Father Dan enjoys his walks down Clark Avenue. The families seem happy and successful with well-groomed lawns and barbecue grills. But behind the nice-looking façades hide a few demons: Jim and Sarah, #306 Clark Avenue, struggle with debt because of Jim’s addiction to shopping; Louise, the recent widow at #514, numbs her grief with alcohol; Terry and Bill, #621, confront their son Brian with drugs found in his bedroom; Jennifer at #837 cannot leave her Internet connection; and Sharon, #852, is addicted to prescription pain medication.
Addiction is a demon that the average family cannot escape. Whether it’s one’s own, a neighbor’s or a family member’s problem, we must not ignore its presence. The beginning of healing is honesty. While admitting one’s addiction is humiliating, the acceptance of one’s weakness opens the door to rehabilitation.
We cannot go it alone. Whether it’s marriage counseling, a weight-loss support group or drug rehab, when addiction rears its ugly head, the best defense is an offense of a knowledgeable and supportive community.
With truth and support in place, the whole family needs to rearrange life patterns to erase old patterns of behavior. This could mean avoiding friends who use drugs, paying cash for purchases, moving the computer to a family area, etc. We need to shake things up in order for lasting change to take root.
We must also clean up the messes we’ve made. It’s time to forgive ourselves and ask forgiveness of those we’ve harmed by our addictive behavior. Everyone we love was affected by our choices. Saying “forgive me” is a healing balm.
Finally, the addict and those who love the addict must wrap all this good work in prayer. The power of intercession is a weapon that moves mountains—mountains of failure and years of dysfunction, pain and fear. God wants to bring wholeness to our wounded lives.
Clark Avenue looks the same from the street. Yet, the demons of addiction are being dealt with. There are no magical happy endings; it’s hard work to walk away from addiction. Jim and Sarah cut up the credit cards and work with a debt counselor. Louise joined A.A. and is learning healthy ways to cope with grief. Brian has changed schools, and he and Sharon spend Saturdays at the rehab outpatient clinic. Jennifer moved her computer to the family room. And on Sundays, when Father Dan sees them at Mass, he prays for the folks on Clark Avenue and their journeys to freedom.
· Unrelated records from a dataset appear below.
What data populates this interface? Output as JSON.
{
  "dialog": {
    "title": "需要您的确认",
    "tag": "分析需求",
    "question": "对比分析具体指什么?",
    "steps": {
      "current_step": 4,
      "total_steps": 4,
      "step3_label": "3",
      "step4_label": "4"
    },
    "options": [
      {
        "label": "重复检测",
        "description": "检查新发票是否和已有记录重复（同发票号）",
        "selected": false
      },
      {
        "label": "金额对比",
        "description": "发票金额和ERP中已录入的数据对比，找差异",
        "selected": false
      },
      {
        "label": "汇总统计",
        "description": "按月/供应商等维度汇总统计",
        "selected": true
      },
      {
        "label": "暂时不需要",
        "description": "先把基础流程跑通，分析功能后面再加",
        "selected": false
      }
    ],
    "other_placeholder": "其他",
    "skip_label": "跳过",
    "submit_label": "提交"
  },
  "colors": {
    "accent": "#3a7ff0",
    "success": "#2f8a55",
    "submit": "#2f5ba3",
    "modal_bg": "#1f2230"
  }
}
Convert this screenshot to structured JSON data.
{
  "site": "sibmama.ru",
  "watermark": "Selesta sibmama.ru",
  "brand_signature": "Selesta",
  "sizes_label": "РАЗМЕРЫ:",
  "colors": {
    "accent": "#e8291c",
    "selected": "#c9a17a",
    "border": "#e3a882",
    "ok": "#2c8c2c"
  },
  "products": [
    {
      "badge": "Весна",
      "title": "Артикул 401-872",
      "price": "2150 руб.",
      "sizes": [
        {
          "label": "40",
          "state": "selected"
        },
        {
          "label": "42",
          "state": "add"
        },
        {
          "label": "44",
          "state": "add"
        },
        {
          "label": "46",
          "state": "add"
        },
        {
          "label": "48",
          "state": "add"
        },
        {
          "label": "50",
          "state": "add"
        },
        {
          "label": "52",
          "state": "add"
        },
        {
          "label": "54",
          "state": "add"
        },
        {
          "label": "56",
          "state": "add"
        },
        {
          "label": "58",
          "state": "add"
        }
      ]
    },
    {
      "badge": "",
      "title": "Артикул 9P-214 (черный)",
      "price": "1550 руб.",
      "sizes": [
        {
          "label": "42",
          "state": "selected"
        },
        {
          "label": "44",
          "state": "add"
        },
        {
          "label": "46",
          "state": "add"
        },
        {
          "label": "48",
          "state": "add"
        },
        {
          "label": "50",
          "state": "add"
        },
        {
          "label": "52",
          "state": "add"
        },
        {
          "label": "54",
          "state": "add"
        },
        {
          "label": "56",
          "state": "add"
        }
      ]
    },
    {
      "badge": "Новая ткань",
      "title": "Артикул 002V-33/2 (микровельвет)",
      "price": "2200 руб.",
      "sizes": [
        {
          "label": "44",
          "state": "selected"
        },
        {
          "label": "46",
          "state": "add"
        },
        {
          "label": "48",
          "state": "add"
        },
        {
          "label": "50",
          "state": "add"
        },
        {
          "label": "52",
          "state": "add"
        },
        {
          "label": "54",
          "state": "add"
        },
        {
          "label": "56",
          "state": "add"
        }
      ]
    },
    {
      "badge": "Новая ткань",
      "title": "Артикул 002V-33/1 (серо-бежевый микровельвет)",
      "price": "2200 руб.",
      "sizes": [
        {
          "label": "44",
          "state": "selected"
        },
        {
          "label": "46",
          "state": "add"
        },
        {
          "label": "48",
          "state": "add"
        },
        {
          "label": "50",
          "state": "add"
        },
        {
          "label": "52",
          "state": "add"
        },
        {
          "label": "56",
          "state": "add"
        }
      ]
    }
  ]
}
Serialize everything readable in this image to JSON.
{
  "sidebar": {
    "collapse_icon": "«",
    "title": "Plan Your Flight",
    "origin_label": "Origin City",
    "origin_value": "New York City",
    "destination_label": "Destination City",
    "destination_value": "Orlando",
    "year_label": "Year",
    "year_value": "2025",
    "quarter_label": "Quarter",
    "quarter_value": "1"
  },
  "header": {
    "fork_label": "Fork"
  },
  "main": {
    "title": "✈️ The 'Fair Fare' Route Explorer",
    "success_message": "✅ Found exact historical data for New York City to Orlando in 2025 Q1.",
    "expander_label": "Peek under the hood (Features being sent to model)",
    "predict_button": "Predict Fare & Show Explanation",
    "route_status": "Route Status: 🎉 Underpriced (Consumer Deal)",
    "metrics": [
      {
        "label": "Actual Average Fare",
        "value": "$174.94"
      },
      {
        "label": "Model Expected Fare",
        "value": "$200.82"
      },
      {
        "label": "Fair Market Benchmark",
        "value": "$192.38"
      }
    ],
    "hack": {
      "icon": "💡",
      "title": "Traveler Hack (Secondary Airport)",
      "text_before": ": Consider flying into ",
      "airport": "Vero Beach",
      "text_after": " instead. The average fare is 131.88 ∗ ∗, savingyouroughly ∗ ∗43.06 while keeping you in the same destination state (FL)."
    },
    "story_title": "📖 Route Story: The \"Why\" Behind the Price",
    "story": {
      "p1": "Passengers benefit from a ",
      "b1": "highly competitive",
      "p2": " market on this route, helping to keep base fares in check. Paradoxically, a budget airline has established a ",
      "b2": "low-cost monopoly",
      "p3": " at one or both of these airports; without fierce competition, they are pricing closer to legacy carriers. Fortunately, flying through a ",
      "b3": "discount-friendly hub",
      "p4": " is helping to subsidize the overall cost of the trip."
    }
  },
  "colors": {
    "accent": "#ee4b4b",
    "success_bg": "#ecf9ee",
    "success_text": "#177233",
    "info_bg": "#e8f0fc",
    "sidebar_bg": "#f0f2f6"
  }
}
(for praying alone or with others)
Preparation: Place a large bowl of water, a rock for each participant, a lighted candle and a Bible on a prayer table.
“Create in Me” by Bob Hurd (or other suitable hymn)
The Serenity Prayer
God, grant me the serenity
To accept the things I cannot change;
Courage to change the things I can;
And wisdom to know the difference.
Living one day at a time;
Enjoying one moment at a time;
Accepting hardships as the pathway
Taking, as he did, this sinful world
As it is, not as I would have it;
Trusting that he will make all things right
If I surrender to his will;
So that I may be reasonably happy in
And supremely happy with him
Forever and ever in the next. Amen.
“I invite you to take a rock. The rock is a symbol of a hard place in your life, an overwhelming wound, addiction, loss of freedom or dysfunction. It might be overeating, spending too much, alcohol, gambling, loss of control or bad temper. Let us sit in quiet for a moment and each name the rock for ourselves.” (Sit in silence for a few moments.)
“You are invited to come forward and place your rock in the bowl of water. It was through the waters of Baptism that God claimed you as his own. As you release your rock into the water, ask God to heal that place in your heart that suffers from the pain of addiction. Then, sign yourself with this water as a reminder of your Baptism, that you are God’s own. Pray to God for healing.” (Play quiet music during this time.)
“O Divine Redeemer, take our fragile spirits and restore them. Give wholeness to the broken. Remove any anger, resentment or fear that keeps us from freedom. Gently enfold us in your love, so that we may know your healing. Amen.”